The Securities and Exchange Commission voted 4 to 1 on June 4 to adopt new Rule 30e-3 under the Investment Company Act of 1940 and related form amendments, allowing registered funds to replace paper delivery of shareholder reports with online access.1 With an earliest operational date of January 1, 2021, the new framework is probably the most transformative — and, in the view of most industry participants, long overdue — advancement in embracing the reality of digital communication as a primary way investors consume information. The SEC also requested comments on enhancing fund disclosures to “improve the investor experience” and on the framework for processing fees charged to funds by intermediaries for the forwarding of fund shareholder reports and other materials to investors.

New Optional Delivery Method

The Rule provides an optional “notice and access” method to allow funds to satisfy their obligations to transmit shareholder reports. This is a profoundly different approach from the SEC’s decades-old electronic delivery guidance, established principally through interpretive releases issued in 1995, 1996 and 2000, which generally requires notice, access and evidence of delivery. Subject to conditions in the Rule, funds will now be able to make their reports and other required materials accessible at a specified website address and send investors a paper notice of each report’s availability by mail. Each notice provided to investors under the Rule is required to explain how investors may access the report and request paper copies. Funds will be permitted to satisfy their delivery obligations for shareholder reports by mailing reports in paper, delivering reports electronically to investors who have chosen this method under the current electronic delivery guidance, providing notice and website accessibility under the Rule, or a combination of the two. Of course, investors may still elect to receive all reports in paper that are sent by the fund complex or forwarded by a financial intermediary, or request to receive particular reports in paper.

The Rule provides for an extended transition period that is intended to better inform current investors of the coming change and better enable them to easily continue to receive paper reports if they wish.

The main conditions of the Rule include:

  • Report Accessibility. The shareholder report and the fund’s most recent prior report must be publicly accessible, free of charge, at a specified website.
  • Availability of Quarterly Holdings. Quarterly holdings for the last fiscal year must also be publicly accessible at the website. These holdings would include those in the shareholder reports, which would cover the second and fourth fiscal quarters, and would also include holdings for the first and third fiscal quarters.
  • Format. Funds must satisfy conditions designed to ensure accessibility of reports for shareholders, including format and location.
  • Notice. Investors will receive a notice of the availability of each report, which includes a website address where the shareholder report and other required information is posted and instructions for requesting a free paper copy or electing paper transmission in the future. The notice may include certain additional information, such as (i) instructions by which an investor can elect to receive shareholder reports or other documents by electronic delivery and (ii) additional content from the shareholder report.
  • Ad Hoc Paper and Investor Elections for Paper. Funds must send a free paper copy of any of the materials upon request from time to time. Additionally, an investor may elect at any time to receive all future reports in paper by calling a toll-free telephone number or otherwise notifying the fund or intermediary. Elections to receive reports in paper with respect to one fund will apply to other funds held currently or in the future in the same account with the fund complex or financial intermediary.
  • Extended Transition Period. The Rule will become effective on January 1, 2019. Funds will generally be required to provide two years of notice to shareholders if relying on the Rule before January 1, 2022. Therefore, funds that begin providing notice at the start of 2019 will complete the two-year notice period and may begin relying on the Rule on January 1, 2021. Funds that are newly offered during the period of January 1, 2019 through December 31, 2020 may rely on the Rule starting January 1, 2021 if they provide notice to shareholders starting with their first public offering. New funds on or after January 1, 2021 would not be subject to the condition and can therefore rely on the Rule immediately without providing any advance notice through required statements. All other funds may not rely on the rule until they have completed a full two-year notice period or until January 1, 2022, whichever comes first.

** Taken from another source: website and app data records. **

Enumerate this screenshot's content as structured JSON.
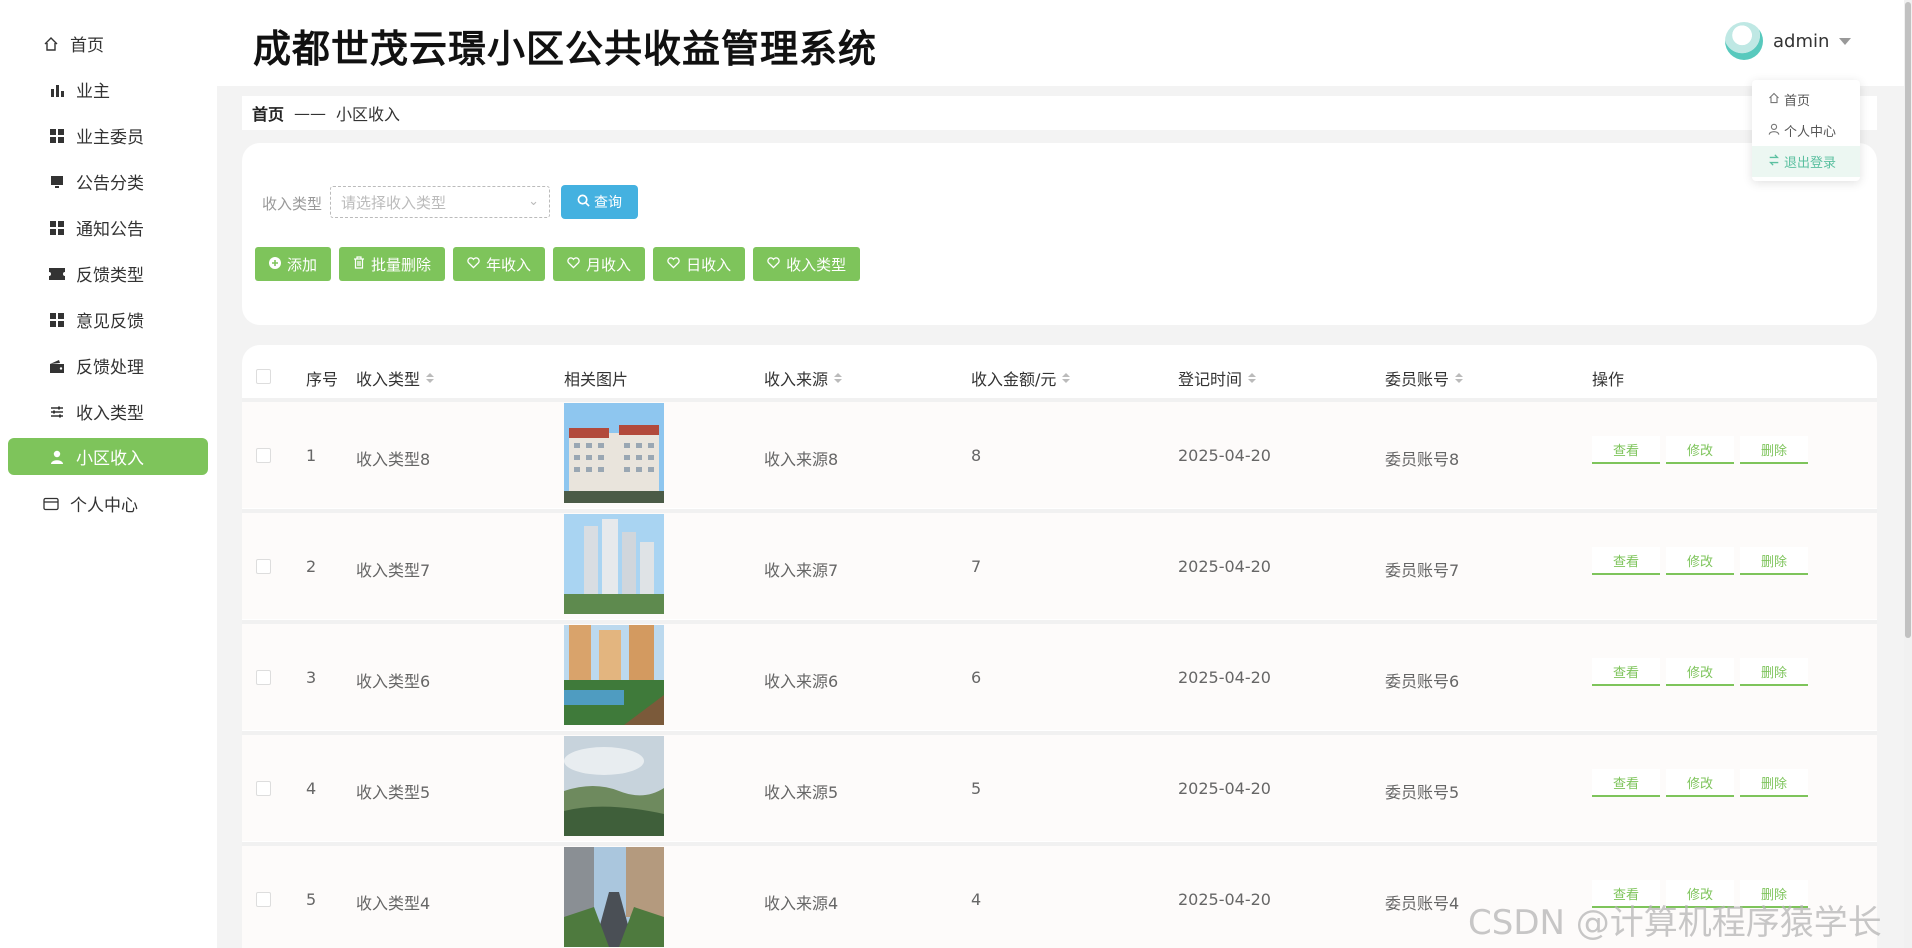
{
  "app": {
    "title": "成都世茂云璟小区公共收益管理系统"
  },
  "header": {
    "username": "admin"
  },
  "dropdown": {
    "items": [
      {
        "label": "首页",
        "icon": "home-icon"
      },
      {
        "label": "个人中心",
        "icon": "user-icon"
      },
      {
        "label": "退出登录",
        "icon": "logout-icon"
      }
    ]
  },
  "sidebar": {
    "home": "首页",
    "items": [
      {
        "label": "业主",
        "icon": "bar-chart-icon"
      },
      {
        "label": "业主委员",
        "icon": "grid-icon"
      },
      {
        "label": "公告分类",
        "icon": "monitor-icon"
      },
      {
        "label": "通知公告",
        "icon": "grid-icon"
      },
      {
        "label": "反馈类型",
        "icon": "ticket-icon"
      },
      {
        "label": "意见反馈",
        "icon": "grid-icon"
      },
      {
        "label": "反馈处理",
        "icon": "wallet-icon"
      },
      {
        "label": "收入类型",
        "icon": "sliders-icon"
      },
      {
        "label": "小区收入",
        "icon": "user-icon",
        "active": true
      }
    ],
    "personal": "个人中心"
  },
  "breadcrumb": {
    "home": "首页",
    "sep": "——",
    "current": "小区收入"
  },
  "search": {
    "label": "收入类型",
    "placeholder": "请选择收入类型",
    "query_button": "查询"
  },
  "actions": {
    "add": "添加",
    "batch_delete": "批量删除",
    "year_income": "年收入",
    "month_income": "月收入",
    "day_income": "日收入",
    "income_type": "收入类型"
  },
  "table": {
    "headers": {
      "index": "序号",
      "type": "收入类型",
      "image": "相关图片",
      "source": "收入来源",
      "amount": "收入金额/元",
      "time": "登记时间",
      "account": "委员账号",
      "ops": "操作"
    },
    "row_actions": {
      "view": "查看",
      "edit": "修改",
      "delete": "删除"
    },
    "rows": [
      {
        "index": "1",
        "type": "收入类型8",
        "source": "收入来源8",
        "amount": "8",
        "time": "2025-04-20",
        "account": "委员账号8"
      },
      {
        "index": "2",
        "type": "收入类型7",
        "source": "收入来源7",
        "amount": "7",
        "time": "2025-04-20",
        "account": "委员账号7"
      },
      {
        "index": "3",
        "type": "收入类型6",
        "source": "收入来源6",
        "amount": "6",
        "time": "2025-04-20",
        "account": "委员账号6"
      },
      {
        "index": "4",
        "type": "收入类型5",
        "source": "收入来源5",
        "amount": "5",
        "time": "2025-04-20",
        "account": "委员账号5"
      },
      {
        "index": "5",
        "type": "收入类型4",
        "source": "收入来源4",
        "amount": "4",
        "time": "2025-04-20",
        "account": "委员账号4"
      }
    ]
  },
  "watermark": "CSDN @计算机程序猿学长",
  "colors": {
    "accent": "#7ec45b",
    "query": "#44b1e0",
    "dropdown_hover": "#5bc0a0"
  }
}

Request for Comment on Enhancing Fund Disclosure and Intermediary Processing and Delivery Fees

The SEC is seeking input, particularly from individual investors, on enhancing fund disclosures. The release requests feedback directly from individual investors, academics, literacy and design experts, market observers, and fund advisers and boards of directors on the design, delivery and content of fund disclosure, including shareholder reports as well as prospectuses, advertising and other types of disclosure. The SEC is also soliciting feedback on investor preferences for means of delivery and how to make better use of current technology, including how to make disclosure more interactive and personalized.

With the adoption of the Rule, the SEC is also considering more broadly the overall framework for the processing fees that broker-dealers and other intermediaries charge funds. These fees are charged in connection with forwarding shareholder reports and other materials to beneficial shareholders under current rules of the New York Stock Exchange and other self-regulatory organizations. The scope of requested comments includes an assessment of processing fees, transparency of these fees, remittances received by financial intermediaries for delivery of fund documents, and whether the structure and level of processing fees should be set by another entity. The SEC will seek public input on the two requests for comment until October 31, 2018.